The NFL took a good step on Wednesday, when they brought the playoff overtime rules to the regular season and added automatic review of all turnovers. While there's more rule changes to be considered in May, there are two big questions just begging to be asked in that vein. Let's take a look at those questions, though we've got a fair bit more insight on one than the other.
Why not immediately institute the new overtime rules in the regular season to begin with?
How did it make even an atom's worth of sense that the new overtime rules immediately applied to the most important games, the playoffs, and not the regular season? It's not as though there's 60+ games to play in the regular season and that these rules would have a limited impact or something ... there's 16 in the regular season and one game decides multiple teams' fates every single year.

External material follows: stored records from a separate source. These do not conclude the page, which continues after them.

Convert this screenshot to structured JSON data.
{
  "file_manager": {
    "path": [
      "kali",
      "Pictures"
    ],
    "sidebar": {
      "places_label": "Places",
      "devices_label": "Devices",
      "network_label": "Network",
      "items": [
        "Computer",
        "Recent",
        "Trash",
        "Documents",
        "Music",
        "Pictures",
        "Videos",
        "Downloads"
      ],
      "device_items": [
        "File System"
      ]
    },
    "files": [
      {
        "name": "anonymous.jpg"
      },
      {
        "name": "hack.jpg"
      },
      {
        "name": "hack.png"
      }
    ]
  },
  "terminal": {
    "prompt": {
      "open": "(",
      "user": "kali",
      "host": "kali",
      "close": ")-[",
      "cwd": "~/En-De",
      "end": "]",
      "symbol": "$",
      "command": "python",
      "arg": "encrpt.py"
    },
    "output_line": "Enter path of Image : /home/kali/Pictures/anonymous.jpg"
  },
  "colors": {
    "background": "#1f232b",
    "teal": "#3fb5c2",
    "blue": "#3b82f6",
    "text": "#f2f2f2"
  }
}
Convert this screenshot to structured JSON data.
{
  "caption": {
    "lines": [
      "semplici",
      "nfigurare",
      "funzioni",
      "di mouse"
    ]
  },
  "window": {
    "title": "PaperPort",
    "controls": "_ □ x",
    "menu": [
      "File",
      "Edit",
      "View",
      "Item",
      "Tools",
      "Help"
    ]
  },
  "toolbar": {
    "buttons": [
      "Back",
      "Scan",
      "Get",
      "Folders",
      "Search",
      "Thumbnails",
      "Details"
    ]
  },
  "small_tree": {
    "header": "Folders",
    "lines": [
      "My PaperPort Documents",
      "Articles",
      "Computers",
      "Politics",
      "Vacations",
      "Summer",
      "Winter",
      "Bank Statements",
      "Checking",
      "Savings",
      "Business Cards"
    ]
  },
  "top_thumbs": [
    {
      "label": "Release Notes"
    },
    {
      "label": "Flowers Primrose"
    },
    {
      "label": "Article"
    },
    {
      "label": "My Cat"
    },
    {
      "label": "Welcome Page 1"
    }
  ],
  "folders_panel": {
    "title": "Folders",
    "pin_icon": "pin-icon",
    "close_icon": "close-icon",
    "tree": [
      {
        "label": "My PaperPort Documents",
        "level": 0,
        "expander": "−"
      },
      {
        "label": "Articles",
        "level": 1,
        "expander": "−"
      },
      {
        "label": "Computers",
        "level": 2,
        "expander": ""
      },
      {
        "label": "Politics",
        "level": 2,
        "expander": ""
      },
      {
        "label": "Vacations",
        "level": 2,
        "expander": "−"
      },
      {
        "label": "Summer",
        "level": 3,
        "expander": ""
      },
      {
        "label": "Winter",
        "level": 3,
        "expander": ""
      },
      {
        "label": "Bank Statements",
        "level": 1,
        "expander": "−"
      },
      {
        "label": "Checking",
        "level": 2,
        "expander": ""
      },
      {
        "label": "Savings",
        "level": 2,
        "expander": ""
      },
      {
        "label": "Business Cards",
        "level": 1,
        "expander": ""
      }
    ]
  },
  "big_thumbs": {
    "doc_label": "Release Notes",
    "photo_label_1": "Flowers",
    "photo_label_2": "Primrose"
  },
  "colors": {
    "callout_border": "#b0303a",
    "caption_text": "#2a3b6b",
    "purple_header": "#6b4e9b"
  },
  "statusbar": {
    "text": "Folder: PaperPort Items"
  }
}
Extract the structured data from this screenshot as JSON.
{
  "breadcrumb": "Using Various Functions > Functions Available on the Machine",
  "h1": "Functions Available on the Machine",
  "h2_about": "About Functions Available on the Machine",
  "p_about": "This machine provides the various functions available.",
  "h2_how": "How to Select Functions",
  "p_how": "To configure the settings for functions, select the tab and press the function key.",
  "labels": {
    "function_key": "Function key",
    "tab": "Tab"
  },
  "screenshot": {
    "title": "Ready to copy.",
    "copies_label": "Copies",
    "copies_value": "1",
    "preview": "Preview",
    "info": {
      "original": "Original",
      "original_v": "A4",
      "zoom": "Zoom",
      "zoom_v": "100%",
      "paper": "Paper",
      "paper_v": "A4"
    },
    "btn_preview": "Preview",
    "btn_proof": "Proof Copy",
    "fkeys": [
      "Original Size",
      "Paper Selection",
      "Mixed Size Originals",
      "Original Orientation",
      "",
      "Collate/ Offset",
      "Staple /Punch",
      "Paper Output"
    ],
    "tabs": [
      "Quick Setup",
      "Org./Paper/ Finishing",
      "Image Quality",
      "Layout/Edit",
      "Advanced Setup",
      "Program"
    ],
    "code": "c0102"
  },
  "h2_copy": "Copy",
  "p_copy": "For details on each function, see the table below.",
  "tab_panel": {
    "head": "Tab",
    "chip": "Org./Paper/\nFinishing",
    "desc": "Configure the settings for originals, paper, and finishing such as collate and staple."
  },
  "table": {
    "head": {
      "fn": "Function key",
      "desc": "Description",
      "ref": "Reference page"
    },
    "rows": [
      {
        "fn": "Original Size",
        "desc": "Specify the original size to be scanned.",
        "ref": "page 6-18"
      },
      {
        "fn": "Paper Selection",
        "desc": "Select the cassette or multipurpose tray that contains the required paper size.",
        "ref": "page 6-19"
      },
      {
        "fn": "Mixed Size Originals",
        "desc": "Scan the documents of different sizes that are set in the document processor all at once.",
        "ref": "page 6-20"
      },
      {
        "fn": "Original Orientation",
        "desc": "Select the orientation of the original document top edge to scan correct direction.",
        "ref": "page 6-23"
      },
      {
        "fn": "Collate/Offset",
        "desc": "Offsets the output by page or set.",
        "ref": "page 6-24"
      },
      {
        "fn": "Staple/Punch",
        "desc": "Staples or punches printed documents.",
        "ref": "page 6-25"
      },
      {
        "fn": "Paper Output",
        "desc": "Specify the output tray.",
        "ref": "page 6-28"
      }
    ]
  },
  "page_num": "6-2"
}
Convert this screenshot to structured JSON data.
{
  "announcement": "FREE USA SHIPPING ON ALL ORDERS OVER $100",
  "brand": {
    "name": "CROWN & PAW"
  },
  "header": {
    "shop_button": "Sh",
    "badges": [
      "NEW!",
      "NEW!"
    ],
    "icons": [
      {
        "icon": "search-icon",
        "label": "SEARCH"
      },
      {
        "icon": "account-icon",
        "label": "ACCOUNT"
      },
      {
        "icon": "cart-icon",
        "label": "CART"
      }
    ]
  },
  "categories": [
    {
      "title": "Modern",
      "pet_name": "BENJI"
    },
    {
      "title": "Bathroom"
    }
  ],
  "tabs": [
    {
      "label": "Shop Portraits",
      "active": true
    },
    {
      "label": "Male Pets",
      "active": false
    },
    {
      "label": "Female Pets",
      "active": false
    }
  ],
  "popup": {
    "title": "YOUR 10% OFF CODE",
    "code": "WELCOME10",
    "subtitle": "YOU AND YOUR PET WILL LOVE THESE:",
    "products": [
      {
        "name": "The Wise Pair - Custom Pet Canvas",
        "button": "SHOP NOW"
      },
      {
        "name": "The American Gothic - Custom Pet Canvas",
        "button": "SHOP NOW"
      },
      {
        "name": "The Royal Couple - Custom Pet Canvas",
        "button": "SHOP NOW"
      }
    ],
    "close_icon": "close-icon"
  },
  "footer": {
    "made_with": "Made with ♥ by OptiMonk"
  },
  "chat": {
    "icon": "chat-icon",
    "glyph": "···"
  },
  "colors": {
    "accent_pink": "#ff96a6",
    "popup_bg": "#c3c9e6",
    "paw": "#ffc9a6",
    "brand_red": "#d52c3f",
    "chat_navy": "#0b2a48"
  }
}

We haven't even seen the rules in action, and can't actually have an opinion on how they work. Two seasons of those rules being implemented in the playoffs have led to nothing. The only time we've reached the playoffs since the new rules happened, the Denver Broncos scored a touchdown on the first play. The rules weren't needed. So now the NFL has suddenly decided that yes, the rules do work, so bring them in for the full season! It's just a weird exercise, as this should have already happened.
So what about challenge flags, then?
Since all turnovers are now automatically reviewed, the top two things that are generally challenged are now subject to automatic review. Every time there's a touchdown or a turnover, the referees and booth will confirm that it was, in fact, a score or a turnover. That's productive, helpful and it makes a lot of sense, providing it doesn't considerably slow the game down.
That being said, what about the challenge flag? Some have asked what they're used for, and the biggest answer is that it probably means that coaches will be more inclined to challenge the spot of the ball. Every single game has at least one, but usually more, bad spot that hurts one team. It's, at this point, a "part of the game." In the past, coaches have wanted to keep their challenges, in the event they need to use it on a score or a turnover. But now they can use them more often without having to worry, leading to getting, how you say, "screwed" less.
It also means that the NFL could review the things that are up for challenge. As it stands, there's the overarching rule of "you can't challenge a flag," despite the fact that there's already exceptions to this rule. Some will remember the Michael Crabtree touchdown against the Cincinnati Bengals last season, and how he was flagged for an illegal touch because he went out of bounds. The rules state you can challenge a boundary call, which Jim Harbaugh figured you could, but in their stricter definitions, the play was actually un-challengeable.
But even a league official said it was a good play to challenge. The NFL has this huge rulebook and so many loopholes. Each team has a finite number of challenges, and, generally speaking, those challenges get used. It's not making the game much longer and it's not an issue. So why even limit what can be challenged anyway?
Make it to where you can challenge those idiotic 60 yard pass interference calls. Have the head referee take a good look at it and make the judgement call with it all laid out in slow motion that the referee on the field struggled with at game speed. Or, make it to where those helmet-to-helmet hits that are being penalized worse and worse each year are challenge-able.
The refereeing in the NFL was worse in 2011 than any other in recent memory. They can't keep up with the game's speed, mostly when it comes to helmet-to-helmet. Where's the issue in making that a challenge-able play? Make those challenges burn a hole in the coach's pocket. The only things that shouldn't be challenge-able are unsportsmanlike conduct and things of that nature.